In the car on the way back I decide we need to stop and talk, father and son. In our town there aren’t many places where people don’t know me. So I tell Seth to drive a little out of the way to another burger place I know.
“Can you believe they had the security guard there, ready for me?” I say to my son.
“That wasn’t a security guard,” says Seth. “It was Mr. Nagel. I dated his daughter in high school.”
“Maybe Mr. Nagel works there,” I say. “As a security guard.”
“No, he worked in finance. He’s retired now I think,” says Seth and puts on his headphones. Then he takes them out for a second.
“You blacked out I think, dad,” he says and puts the headphones right back in. He doesn’t even wait for my rebuttal.
My son still has his headphones on and it takes me a good while to notice this as I am talking to him. So I say it a few times until I realize he isn’t listening at all:
“Please can we get a hamburger your mother is keeping a kosher probiotic vegetarian kitchen these days.” I repeat: “Please dear boy, papi needs a little MSG.” I repeat: “Son, drive to the goddamn burger place on Elm.” I repeat: “You should have saved your sister from herself.”
I decide that is probably too much. Better that he didn’t hear that one. I yank the little white earbuds out myself. I tell him I want a large fry and a milk shake and a couple quarter pounders. Then I wonder aloud if there is simply a half pounder- god it has been so long. After school when they were little I’d bring them here for happy meals. It had been our little secret.

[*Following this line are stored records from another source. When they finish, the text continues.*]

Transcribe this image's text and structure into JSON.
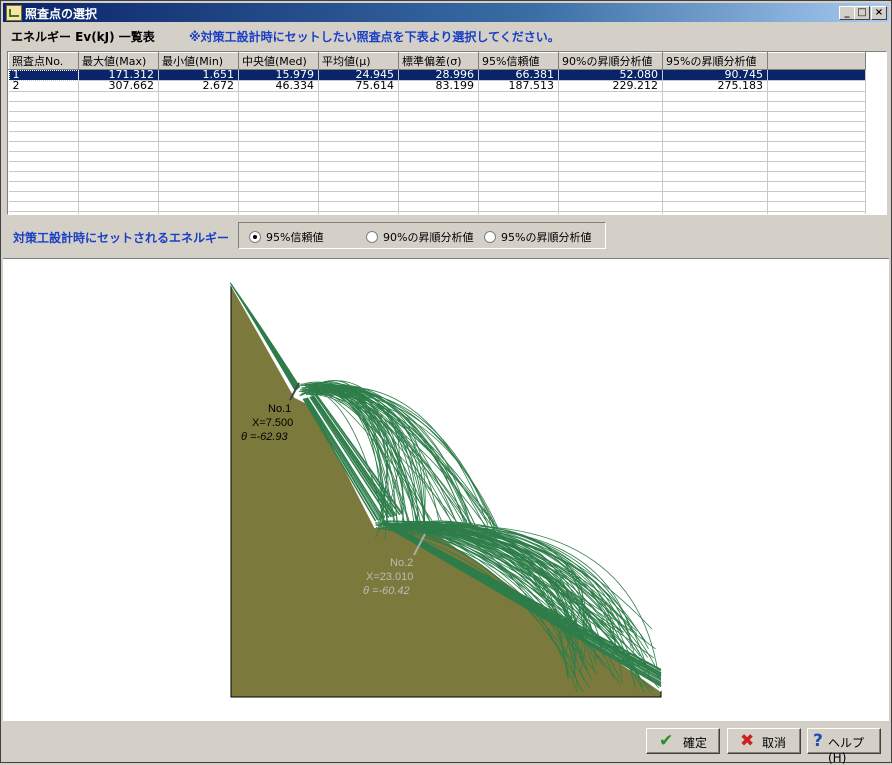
{
  "window": {
    "title": "照査点の選択"
  },
  "title_buttons": {
    "minimize": "_",
    "maximize": "□",
    "close": "×"
  },
  "header": {
    "title": "エネルギー Ev(kJ) 一覧表",
    "note": "※対策工設計時にセットしたい照査点を下表より選択してください。"
  },
  "table": {
    "columns": [
      "照査点No.",
      "最大値(Max)",
      "最小値(Min)",
      "中央値(Med)",
      "平均値(μ)",
      "標準偏差(σ)",
      "95%信頼値",
      "90%の昇順分析値",
      "95%の昇順分析値"
    ],
    "rows": [
      [
        "1",
        "171.312",
        "1.651",
        "15.979",
        "24.945",
        "28.996",
        "66.381",
        "52.080",
        "90.745"
      ],
      [
        "2",
        "307.662",
        "2.672",
        "46.334",
        "75.614",
        "83.199",
        "187.513",
        "229.212",
        "275.183"
      ]
    ],
    "selected_row": 0
  },
  "options": {
    "label": "対策工設計時にセットされるエネルギー",
    "items": [
      "95%信頼値",
      "90%の昇順分析値",
      "95%の昇順分析値"
    ],
    "selected": 0
  },
  "diagram": {
    "points": [
      {
        "label": "No.1",
        "x": "X=7.500",
        "theta": "θ =-62.93"
      },
      {
        "label": "No.2",
        "x": "X=23.010",
        "theta": "θ =-60.42"
      }
    ],
    "colors": {
      "slope": "#7b7a3c",
      "trajectory": "#2e7d4a"
    }
  },
  "buttons": {
    "ok": "確定",
    "cancel": "取消",
    "help": "ヘルプ(H)"
  }
}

“Are you supposed to drive with those in?” I ask him.
“Yes, dad,” he says. But I don’t really believe it and I yank the steering wheel a little.
“What the fuck are you doing?” He says now. I’ve gotten his attention. I do it again.
“Pull the car over, I want to drive,” I tell him.
“You can’t drive, not allowed,” he tells me. I give the wheel another little yank. He pulls into a parking lot. It’s the town beach, but this time of year no one’s there. I’m thinking he’s surrendered, that he’s going to let me drive to the burger place.
We sit there in the lot and he turns to me and says, “Why don’t you get out and have a walk around. Just clear your head a little. Then we can get the food.”
He looks at me like he really wants me to do this, so for him and the burger I get out of the car. The waves are crashing hard, must be high tide. There are seagulls gathered around a trashcan nearby.
“Ahh, ahh, ahh,” I shout; they fly away and I get back in the car feeling a little better.
From the backseat, my phone beeps with a message. It’s in my jacket pocket. I lean back to grab it but I reach too far and touch the bag with the tail. The plastic bag is lumpy with blood and the once white fur is looking like Halloween. I stare at it for a second and then pull my jacket to the front seat. But then I see it’s a message from Nadia. I roll down the window and fling the phone towards the sea. I see it land in the sand as we drive away. Not even close to the water’s edge.
Allison Grimaldi-Donahue is a writer and translator whose work has appeared in The American Reader, The Diner Journal and The New Inquiry. A graduate of the University of Toronto Centre for Comparative Literature, she is currently pursuing her MFA at the Vermont College of Fine Arts. She lives in Bologna, Italy where she teaches English and American literatures.